*Data shown:*
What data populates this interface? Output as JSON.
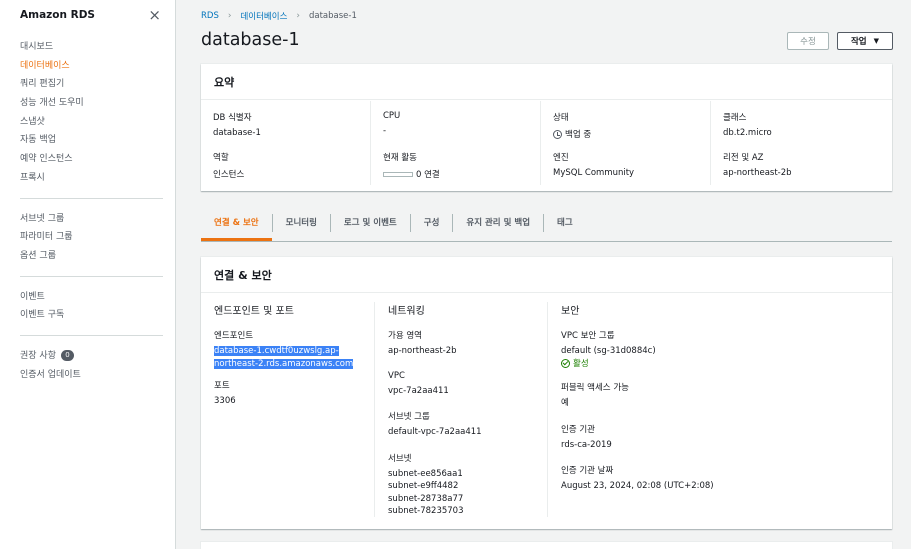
{
  "sidebar": {
    "title": "Amazon RDS",
    "close_icon": "×",
    "group1": [
      "대시보드",
      "데이터베이스",
      "쿼리 편집기",
      "성능 개선 도우미",
      "스냅샷",
      "자동 백업",
      "예약 인스턴스",
      "프록시"
    ],
    "group2": [
      "서브넷 그룹",
      "파라미터 그룹",
      "옵션 그룹"
    ],
    "group3": [
      "이벤트",
      "이벤트 구독"
    ],
    "group4": [
      "권장 사항",
      "인증서 업데이트"
    ],
    "recommend_count": "0"
  },
  "breadcrumb": [
    "RDS",
    "데이터베이스",
    "database-1"
  ],
  "breadcrumb_sep": "›",
  "title": "database-1",
  "buttons": {
    "edit": "수정",
    "actions": "작업",
    "actions_caret": "▼"
  },
  "summary": {
    "title": "요약",
    "db_id_label": "DB 식별자",
    "db_id": "database-1",
    "cpu_label": "CPU",
    "cpu": "-",
    "status_label": "상태",
    "status": "백업 중",
    "class_label": "클래스",
    "class": "db.t2.micro",
    "role_label": "역할",
    "role": "인스턴스",
    "activity_label": "현재 활동",
    "activity": "0 연결",
    "engine_label": "엔진",
    "engine": "MySQL Community",
    "region_label": "리전 및 AZ",
    "region": "ap-northeast-2b"
  },
  "tabs": [
    "연결 & 보안",
    "모니터링",
    "로그 및 이벤트",
    "구성",
    "유지 관리 및 백업",
    "태그"
  ],
  "conn": {
    "title": "연결 & 보안",
    "endpoint_head": "엔드포인트 및 포트",
    "endpoint_label": "엔드포인트",
    "endpoint_line1": "database-1.cwdtf0uzwslg.ap-",
    "endpoint_line2": "northeast-2.rds.amazonaws.com",
    "port_label": "포트",
    "port": "3306",
    "network_head": "네트워킹",
    "az_label": "가용 영역",
    "az": "ap-northeast-2b",
    "vpc_label": "VPC",
    "vpc": "vpc-7a2aa411",
    "subnet_group_label": "서브넷 그룹",
    "subnet_group": "default-vpc-7a2aa411",
    "subnets_label": "서브넷",
    "subnets": [
      "subnet-ee856aa1",
      "subnet-e9ff4482",
      "subnet-28738a77",
      "subnet-78235703"
    ],
    "security_head": "보안",
    "sg_label": "VPC 보안 그룹",
    "sg": "default (sg-31d0884c)",
    "sg_status": "활성",
    "public_label": "퍼블릭 액세스 가능",
    "public": "예",
    "ca_label": "인증 기관",
    "ca": "rds-ca-2019",
    "ca_date_label": "인증 기관 날짜",
    "ca_date": "August 23, 2024, 02:08 (UTC+2:08)"
  },
  "colors": {
    "accent": "#ec7211",
    "link": "#0073bb",
    "success": "#1d8102"
  }
}
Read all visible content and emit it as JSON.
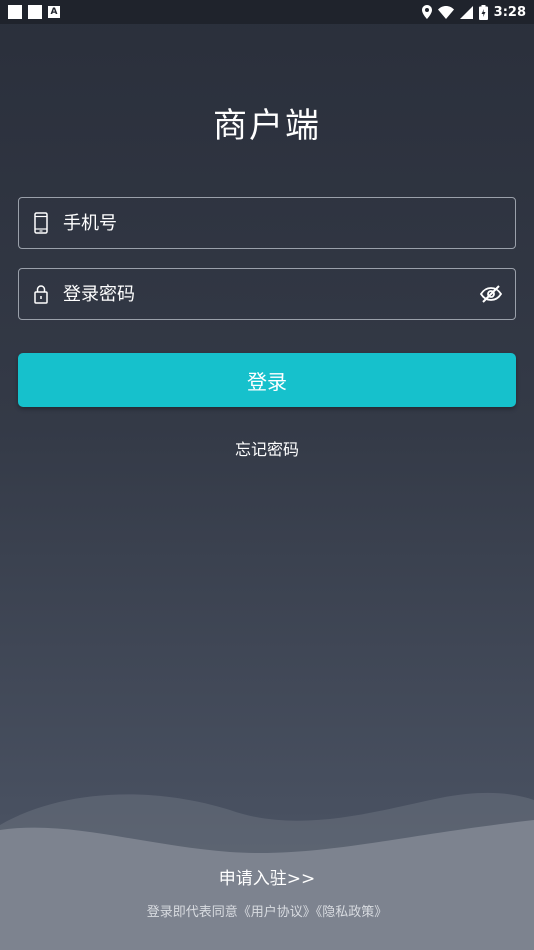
{
  "status_bar": {
    "time": "3:28",
    "notif_letter": "A"
  },
  "title": "商户端",
  "phone": {
    "placeholder": "手机号"
  },
  "password": {
    "placeholder": "登录密码"
  },
  "login_button": "登录",
  "forgot_password": "忘记密码",
  "apply": "申请入驻>>",
  "agreement": {
    "prefix": "登录即代表同意",
    "user_agreement": "《用户协议》",
    "privacy_policy": "《隐私政策》"
  },
  "colors": {
    "accent": "#16c1cc",
    "background_top": "#2a2f3b",
    "background_bottom": "#555d6b",
    "field_border": "#9aa0aa"
  }
}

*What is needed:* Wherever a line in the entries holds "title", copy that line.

*Answer space:*
    "title": "Amazon RDS",
  "title": "database-1",
    "title": "요약",
    "title": "연결 & 보안",
  "title": "商户端",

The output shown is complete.